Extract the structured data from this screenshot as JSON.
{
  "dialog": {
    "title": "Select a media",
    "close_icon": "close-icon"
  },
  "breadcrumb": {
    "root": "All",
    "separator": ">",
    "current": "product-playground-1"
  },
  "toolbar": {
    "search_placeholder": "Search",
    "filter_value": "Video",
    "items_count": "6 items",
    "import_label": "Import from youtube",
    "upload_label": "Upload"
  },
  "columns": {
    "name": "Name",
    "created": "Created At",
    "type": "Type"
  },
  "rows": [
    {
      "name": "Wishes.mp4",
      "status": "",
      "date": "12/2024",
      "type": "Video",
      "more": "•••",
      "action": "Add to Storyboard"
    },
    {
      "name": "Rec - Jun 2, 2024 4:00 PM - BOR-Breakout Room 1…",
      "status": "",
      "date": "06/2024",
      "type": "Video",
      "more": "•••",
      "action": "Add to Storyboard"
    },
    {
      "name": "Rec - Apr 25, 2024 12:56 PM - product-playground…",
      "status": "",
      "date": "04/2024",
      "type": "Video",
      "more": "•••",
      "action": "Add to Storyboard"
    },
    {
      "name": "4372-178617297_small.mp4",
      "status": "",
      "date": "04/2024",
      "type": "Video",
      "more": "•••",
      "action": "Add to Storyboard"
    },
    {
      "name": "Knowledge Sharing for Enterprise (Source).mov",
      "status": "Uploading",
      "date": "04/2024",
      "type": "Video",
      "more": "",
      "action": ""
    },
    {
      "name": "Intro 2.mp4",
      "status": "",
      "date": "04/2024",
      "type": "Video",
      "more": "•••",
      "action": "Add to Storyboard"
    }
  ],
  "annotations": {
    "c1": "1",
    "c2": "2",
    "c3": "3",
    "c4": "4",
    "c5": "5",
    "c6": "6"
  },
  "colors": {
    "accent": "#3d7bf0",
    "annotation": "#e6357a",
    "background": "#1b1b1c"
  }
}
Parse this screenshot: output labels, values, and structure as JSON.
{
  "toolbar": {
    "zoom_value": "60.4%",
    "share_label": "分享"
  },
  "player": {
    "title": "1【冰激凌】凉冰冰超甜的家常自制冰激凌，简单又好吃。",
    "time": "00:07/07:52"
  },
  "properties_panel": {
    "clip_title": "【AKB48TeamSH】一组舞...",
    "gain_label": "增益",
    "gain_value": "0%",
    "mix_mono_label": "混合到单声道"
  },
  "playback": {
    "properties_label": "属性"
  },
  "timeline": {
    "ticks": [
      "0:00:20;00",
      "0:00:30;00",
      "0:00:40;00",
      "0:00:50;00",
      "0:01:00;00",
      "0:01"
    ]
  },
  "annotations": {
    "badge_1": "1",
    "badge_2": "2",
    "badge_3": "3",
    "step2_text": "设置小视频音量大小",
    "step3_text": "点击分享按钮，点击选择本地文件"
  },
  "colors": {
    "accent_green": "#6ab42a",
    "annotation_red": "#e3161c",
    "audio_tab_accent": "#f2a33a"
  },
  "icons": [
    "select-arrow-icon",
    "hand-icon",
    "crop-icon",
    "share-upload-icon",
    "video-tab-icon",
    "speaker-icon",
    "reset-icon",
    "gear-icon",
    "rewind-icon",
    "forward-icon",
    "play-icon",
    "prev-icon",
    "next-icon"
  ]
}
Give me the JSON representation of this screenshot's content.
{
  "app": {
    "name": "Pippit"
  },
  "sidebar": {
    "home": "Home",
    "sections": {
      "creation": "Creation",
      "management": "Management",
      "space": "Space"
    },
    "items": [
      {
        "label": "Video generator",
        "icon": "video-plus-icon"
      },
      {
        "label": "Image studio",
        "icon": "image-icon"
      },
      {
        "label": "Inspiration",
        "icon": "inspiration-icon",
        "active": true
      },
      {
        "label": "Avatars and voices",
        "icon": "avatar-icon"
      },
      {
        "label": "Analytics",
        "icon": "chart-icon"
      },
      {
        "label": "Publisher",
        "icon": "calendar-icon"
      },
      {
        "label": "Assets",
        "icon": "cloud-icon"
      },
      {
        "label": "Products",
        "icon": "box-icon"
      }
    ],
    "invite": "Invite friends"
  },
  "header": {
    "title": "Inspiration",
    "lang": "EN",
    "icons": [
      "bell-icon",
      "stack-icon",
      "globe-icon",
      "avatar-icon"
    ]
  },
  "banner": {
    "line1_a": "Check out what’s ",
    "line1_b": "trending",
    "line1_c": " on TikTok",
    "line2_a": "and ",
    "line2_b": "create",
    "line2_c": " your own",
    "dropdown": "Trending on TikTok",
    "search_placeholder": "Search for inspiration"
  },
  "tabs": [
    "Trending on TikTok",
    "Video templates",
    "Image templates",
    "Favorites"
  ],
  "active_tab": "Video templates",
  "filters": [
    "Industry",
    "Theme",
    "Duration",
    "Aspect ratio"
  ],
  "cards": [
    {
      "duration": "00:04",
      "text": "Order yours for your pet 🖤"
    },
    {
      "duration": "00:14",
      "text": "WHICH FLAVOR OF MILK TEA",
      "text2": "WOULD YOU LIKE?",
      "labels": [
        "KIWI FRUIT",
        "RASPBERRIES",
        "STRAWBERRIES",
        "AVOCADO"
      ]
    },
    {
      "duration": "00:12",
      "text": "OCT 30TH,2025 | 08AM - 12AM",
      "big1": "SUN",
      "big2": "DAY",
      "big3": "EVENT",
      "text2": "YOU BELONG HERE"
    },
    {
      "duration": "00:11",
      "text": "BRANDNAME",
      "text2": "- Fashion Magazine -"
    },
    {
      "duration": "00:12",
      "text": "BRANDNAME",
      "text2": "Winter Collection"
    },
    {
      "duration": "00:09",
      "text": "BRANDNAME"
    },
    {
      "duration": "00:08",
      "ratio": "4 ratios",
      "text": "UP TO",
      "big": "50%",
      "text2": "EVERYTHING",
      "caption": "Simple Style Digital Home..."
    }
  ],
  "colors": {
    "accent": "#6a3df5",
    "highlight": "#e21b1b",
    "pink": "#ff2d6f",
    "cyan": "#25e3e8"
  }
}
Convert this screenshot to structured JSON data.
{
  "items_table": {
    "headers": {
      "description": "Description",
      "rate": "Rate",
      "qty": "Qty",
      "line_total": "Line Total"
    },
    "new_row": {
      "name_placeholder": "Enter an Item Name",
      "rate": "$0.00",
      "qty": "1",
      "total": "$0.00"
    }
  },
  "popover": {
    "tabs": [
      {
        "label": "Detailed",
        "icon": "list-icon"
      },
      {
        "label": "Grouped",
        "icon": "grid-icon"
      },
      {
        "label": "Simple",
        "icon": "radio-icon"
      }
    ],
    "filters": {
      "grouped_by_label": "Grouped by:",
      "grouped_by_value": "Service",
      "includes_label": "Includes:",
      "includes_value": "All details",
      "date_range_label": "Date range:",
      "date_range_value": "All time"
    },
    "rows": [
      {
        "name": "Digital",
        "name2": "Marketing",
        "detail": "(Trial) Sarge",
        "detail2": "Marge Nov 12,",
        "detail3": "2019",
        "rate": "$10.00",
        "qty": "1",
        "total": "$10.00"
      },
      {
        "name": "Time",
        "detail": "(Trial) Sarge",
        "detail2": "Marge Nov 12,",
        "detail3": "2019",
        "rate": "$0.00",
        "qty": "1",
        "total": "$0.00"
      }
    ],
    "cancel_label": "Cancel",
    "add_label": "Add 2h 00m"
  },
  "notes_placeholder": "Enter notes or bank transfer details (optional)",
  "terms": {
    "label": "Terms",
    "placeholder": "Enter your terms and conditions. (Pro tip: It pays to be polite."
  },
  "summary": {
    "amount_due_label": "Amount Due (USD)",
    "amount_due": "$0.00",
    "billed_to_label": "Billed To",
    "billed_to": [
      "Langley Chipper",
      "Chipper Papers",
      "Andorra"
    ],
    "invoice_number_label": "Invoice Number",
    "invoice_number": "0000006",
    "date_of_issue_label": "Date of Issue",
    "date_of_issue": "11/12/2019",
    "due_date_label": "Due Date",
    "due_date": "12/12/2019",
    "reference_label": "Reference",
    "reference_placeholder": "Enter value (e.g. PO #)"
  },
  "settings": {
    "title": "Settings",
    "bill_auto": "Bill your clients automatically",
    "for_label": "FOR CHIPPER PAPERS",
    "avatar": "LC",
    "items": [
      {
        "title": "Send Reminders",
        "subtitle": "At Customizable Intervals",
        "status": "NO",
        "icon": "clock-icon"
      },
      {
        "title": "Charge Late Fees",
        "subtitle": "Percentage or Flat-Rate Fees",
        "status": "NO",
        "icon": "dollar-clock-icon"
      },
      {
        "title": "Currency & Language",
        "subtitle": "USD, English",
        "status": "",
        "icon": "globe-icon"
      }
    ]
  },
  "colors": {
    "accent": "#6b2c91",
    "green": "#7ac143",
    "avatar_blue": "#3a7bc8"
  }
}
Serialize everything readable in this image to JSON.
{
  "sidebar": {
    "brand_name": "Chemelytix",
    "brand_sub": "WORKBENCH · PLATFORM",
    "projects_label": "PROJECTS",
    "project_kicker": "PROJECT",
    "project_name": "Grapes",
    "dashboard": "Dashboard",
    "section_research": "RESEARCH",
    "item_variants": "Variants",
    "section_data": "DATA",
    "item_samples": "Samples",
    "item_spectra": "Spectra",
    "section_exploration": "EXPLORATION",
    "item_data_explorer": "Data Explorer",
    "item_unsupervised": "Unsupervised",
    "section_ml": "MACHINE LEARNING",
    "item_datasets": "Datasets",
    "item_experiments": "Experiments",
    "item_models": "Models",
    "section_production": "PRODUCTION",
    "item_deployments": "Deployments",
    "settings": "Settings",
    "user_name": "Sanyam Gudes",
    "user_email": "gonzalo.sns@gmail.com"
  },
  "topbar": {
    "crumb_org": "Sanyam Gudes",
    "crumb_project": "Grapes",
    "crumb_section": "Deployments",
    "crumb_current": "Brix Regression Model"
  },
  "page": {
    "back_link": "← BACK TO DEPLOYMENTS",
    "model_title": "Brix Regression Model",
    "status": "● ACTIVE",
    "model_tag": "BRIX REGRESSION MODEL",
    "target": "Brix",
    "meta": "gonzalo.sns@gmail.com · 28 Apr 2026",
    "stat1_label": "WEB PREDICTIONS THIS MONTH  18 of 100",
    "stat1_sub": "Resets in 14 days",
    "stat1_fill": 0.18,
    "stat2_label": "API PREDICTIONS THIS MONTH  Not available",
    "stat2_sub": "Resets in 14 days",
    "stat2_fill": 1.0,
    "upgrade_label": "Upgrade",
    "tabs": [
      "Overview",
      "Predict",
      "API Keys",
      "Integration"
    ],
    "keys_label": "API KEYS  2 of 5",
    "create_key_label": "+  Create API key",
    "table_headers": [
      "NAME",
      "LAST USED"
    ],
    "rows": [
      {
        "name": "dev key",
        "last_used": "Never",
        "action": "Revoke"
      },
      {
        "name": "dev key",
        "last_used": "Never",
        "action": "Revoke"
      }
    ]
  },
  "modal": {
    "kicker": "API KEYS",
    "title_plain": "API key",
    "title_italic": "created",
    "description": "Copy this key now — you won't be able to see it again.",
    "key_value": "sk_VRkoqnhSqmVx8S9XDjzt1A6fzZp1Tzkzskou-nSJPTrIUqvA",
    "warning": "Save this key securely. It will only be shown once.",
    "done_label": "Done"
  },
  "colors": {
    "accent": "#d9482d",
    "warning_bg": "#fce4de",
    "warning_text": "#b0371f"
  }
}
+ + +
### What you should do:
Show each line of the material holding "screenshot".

### Answer for this exercise:
Extract the structured data from this screenshot as JSON.
Parse this screenshot: output labels, values, and structure as JSON.
Give me the JSON representation of this screenshot's content.
Convert this screenshot to structured JSON data.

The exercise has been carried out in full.